Dataset records —
_ _ _ _
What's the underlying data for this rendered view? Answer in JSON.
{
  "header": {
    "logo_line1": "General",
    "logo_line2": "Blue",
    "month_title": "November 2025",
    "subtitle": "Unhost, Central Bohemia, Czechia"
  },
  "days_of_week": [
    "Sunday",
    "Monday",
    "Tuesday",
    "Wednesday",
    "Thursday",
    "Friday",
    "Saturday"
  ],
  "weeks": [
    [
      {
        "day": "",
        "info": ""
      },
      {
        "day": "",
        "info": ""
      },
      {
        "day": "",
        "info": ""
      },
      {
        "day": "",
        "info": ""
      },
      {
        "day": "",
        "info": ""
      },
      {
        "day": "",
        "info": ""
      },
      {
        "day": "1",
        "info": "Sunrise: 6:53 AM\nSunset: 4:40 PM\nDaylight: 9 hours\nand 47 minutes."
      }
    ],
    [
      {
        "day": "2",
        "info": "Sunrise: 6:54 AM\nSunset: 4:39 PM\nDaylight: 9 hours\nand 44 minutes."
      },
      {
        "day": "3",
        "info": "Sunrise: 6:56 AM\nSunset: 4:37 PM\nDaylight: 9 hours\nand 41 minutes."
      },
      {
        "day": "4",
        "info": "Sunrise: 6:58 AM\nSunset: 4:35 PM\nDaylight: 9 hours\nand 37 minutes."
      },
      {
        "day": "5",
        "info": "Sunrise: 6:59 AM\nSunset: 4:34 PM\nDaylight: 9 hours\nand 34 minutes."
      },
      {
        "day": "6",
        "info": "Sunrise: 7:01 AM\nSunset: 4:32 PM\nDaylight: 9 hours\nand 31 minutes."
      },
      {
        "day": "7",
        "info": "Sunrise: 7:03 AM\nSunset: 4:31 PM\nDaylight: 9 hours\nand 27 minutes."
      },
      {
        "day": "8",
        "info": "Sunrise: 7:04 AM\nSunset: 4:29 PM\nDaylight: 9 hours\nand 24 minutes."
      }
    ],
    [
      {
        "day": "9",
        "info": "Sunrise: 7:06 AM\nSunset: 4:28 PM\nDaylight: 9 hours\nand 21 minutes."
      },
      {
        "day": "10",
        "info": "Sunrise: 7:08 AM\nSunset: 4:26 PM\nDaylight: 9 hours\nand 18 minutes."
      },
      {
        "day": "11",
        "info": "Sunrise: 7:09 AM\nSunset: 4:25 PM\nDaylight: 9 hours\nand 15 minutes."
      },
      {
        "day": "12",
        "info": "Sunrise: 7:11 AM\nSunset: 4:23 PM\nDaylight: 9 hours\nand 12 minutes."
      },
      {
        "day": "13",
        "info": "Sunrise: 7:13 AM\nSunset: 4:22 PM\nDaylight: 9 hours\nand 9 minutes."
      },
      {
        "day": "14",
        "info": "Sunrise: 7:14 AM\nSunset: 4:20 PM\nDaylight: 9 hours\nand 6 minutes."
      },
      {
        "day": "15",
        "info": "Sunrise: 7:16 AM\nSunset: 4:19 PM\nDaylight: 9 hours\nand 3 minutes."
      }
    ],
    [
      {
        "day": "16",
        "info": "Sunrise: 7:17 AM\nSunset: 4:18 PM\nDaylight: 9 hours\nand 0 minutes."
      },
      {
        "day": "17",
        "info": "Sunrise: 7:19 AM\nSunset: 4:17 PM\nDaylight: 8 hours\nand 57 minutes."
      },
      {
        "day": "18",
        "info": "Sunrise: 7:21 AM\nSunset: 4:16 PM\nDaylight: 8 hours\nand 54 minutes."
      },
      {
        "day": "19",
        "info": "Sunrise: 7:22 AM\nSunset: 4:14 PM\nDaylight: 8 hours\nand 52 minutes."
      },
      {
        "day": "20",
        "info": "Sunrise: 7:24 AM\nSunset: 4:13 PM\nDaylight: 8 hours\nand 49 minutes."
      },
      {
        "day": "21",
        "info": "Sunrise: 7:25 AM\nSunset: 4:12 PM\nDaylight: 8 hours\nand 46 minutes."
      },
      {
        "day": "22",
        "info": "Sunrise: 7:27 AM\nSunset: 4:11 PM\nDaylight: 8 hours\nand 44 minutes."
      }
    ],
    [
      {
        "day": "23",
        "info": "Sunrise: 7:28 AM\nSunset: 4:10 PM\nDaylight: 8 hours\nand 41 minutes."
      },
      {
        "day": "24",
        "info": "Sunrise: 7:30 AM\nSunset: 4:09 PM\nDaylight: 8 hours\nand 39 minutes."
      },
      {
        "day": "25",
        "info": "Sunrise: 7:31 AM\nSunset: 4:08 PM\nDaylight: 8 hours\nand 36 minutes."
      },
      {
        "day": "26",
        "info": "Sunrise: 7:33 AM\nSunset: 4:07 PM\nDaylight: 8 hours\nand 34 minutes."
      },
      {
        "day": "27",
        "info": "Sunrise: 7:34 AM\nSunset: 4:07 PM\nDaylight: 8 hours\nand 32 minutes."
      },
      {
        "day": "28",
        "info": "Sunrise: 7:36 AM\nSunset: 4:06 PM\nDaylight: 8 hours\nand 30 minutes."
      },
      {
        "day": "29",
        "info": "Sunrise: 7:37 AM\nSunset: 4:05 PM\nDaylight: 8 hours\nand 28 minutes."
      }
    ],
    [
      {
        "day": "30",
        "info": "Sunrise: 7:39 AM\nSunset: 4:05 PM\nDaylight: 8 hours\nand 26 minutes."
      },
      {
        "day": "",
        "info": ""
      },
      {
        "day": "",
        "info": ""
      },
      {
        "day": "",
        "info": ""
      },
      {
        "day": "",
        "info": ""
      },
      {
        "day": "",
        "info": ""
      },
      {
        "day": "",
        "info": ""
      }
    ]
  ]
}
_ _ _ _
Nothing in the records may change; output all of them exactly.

What's the underlying data for this rendered view? Answer in JSON.
{
  "header": {
    "logo_line1": "General",
    "logo_line2": "Blue",
    "month_title": "November 2025",
    "subtitle": "Unhost, Central Bohemia, Czechia"
  },
  "days_of_week": [
    "Sunday",
    "Monday",
    "Tuesday",
    "Wednesday",
    "Thursday",
    "Friday",
    "Saturday"
  ],
  "weeks": [
    [
      {
        "day": "",
        "info": ""
      },
      {
        "day": "",
        "info": ""
      },
      {
        "day": "",
        "info": ""
      },
      {
        "day": "",
        "info": ""
      },
      {
        "day": "",
        "info": ""
      },
      {
        "day": "",
        "info": ""
      },
      {
        "day": "1",
        "info": "Sunrise: 6:53 AM\nSunset: 4:40 PM\nDaylight: 9 hours\nand 47 minutes."
      }
    ],
    [
      {
        "day": "2",
        "info": "Sunrise: 6:54 AM\nSunset: 4:39 PM\nDaylight: 9 hours\nand 44 minutes."
      },
      {
        "day": "3",
        "info": "Sunrise: 6:56 AM\nSunset: 4:37 PM\nDaylight: 9 hours\nand 41 minutes."
      },
      {
        "day": "4",
        "info": "Sunrise: 6:58 AM\nSunset: 4:35 PM\nDaylight: 9 hours\nand 37 minutes."
      },
      {
        "day": "5",
        "info": "Sunrise: 6:59 AM\nSunset: 4:34 PM\nDaylight: 9 hours\nand 34 minutes."
      },
      {
        "day": "6",
        "info": "Sunrise: 7:01 AM\nSunset: 4:32 PM\nDaylight: 9 hours\nand 31 minutes."
      },
      {
        "day": "7",
        "info": "Sunrise: 7:03 AM\nSunset: 4:31 PM\nDaylight: 9 hours\nand 27 minutes."
      },
      {
        "day": "8",
        "info": "Sunrise: 7:04 AM\nSunset: 4:29 PM\nDaylight: 9 hours\nand 24 minutes."
      }
    ],
    [
      {
        "day": "9",
        "info": "Sunrise: 7:06 AM\nSunset: 4:28 PM\nDaylight: 9 hours\nand 21 minutes."
      },
      {
        "day": "10",
        "info": "Sunrise: 7:08 AM\nSunset: 4:26 PM\nDaylight: 9 hours\nand 18 minutes."
      },
      {
        "day": "11",
        "info": "Sunrise: 7:09 AM\nSunset: 4:25 PM\nDaylight: 9 hours\nand 15 minutes."
      },
      {
        "day": "12",
        "info": "Sunrise: 7:11 AM\nSunset: 4:23 PM\nDaylight: 9 hours\nand 12 minutes."
      },
      {
        "day": "13",
        "info": "Sunrise: 7:13 AM\nSunset: 4:22 PM\nDaylight: 9 hours\nand 9 minutes."
      },
      {
        "day": "14",
        "info": "Sunrise: 7:14 AM\nSunset: 4:20 PM\nDaylight: 9 hours\nand 6 minutes."
      },
      {
        "day": "15",
        "info": "Sunrise: 7:16 AM\nSunset: 4:19 PM\nDaylight: 9 hours\nand 3 minutes."
      }
    ],
    [
      {
        "day": "16",
        "info": "Sunrise: 7:17 AM\nSunset: 4:18 PM\nDaylight: 9 hours\nand 0 minutes."
      },
      {
        "day": "17",
        "info": "Sunrise: 7:19 AM\nSunset: 4:17 PM\nDaylight: 8 hours\nand 57 minutes."
      },
      {
        "day": "18",
        "info": "Sunrise: 7:21 AM\nSunset: 4:16 PM\nDaylight: 8 hours\nand 54 minutes."
      },
      {
        "day": "19",
        "info": "Sunrise: 7:22 AM\nSunset: 4:14 PM\nDaylight: 8 hours\nand 52 minutes."
      },
      {
        "day": "20",
        "info": "Sunrise: 7:24 AM\nSunset: 4:13 PM\nDaylight: 8 hours\nand 49 minutes."
      },
      {
        "day": "21",
        "info": "Sunrise: 7:25 AM\nSunset: 4:12 PM\nDaylight: 8 hours\nand 46 minutes."
      },
      {
        "day": "22",
        "info": "Sunrise: 7:27 AM\nSunset: 4:11 PM\nDaylight: 8 hours\nand 44 minutes."
      }
    ],
    [
      {
        "day": "23",
        "info": "Sunrise: 7:28 AM\nSunset: 4:10 PM\nDaylight: 8 hours\nand 41 minutes."
      },
      {
        "day": "24",
        "info": "Sunrise: 7:30 AM\nSunset: 4:09 PM\nDaylight: 8 hours\nand 39 minutes."
      },
      {
        "day": "25",
        "info": "Sunrise: 7:31 AM\nSunset: 4:08 PM\nDaylight: 8 hours\nand 36 minutes."
      },
      {
        "day": "26",
        "info": "Sunrise: 7:33 AM\nSunset: 4:07 PM\nDaylight: 8 hours\nand 34 minutes."
      },
      {
        "day": "27",
        "info": "Sunrise: 7:34 AM\nSunset: 4:07 PM\nDaylight: 8 hours\nand 32 minutes."
      },
      {
        "day": "28",
        "info": "Sunrise: 7:36 AM\nSunset: 4:06 PM\nDaylight: 8 hours\nand 30 minutes."
      },
      {
        "day": "29",
        "info": "Sunrise: 7:37 AM\nSunset: 4:05 PM\nDaylight: 8 hours\nand 28 minutes."
      }
    ],
    [
      {
        "day": "30",
        "info": "Sunrise: 7:39 AM\nSunset: 4:05 PM\nDaylight: 8 hours\nand 26 minutes."
      },
      {
        "day": "",
        "info": ""
      },
      {
        "day": "",
        "info": ""
      },
      {
        "day": "",
        "info": ""
      },
      {
        "day": "",
        "info": ""
      },
      {
        "day": "",
        "info": ""
      },
      {
        "day": "",
        "info": ""
      }
    ]
  ]
}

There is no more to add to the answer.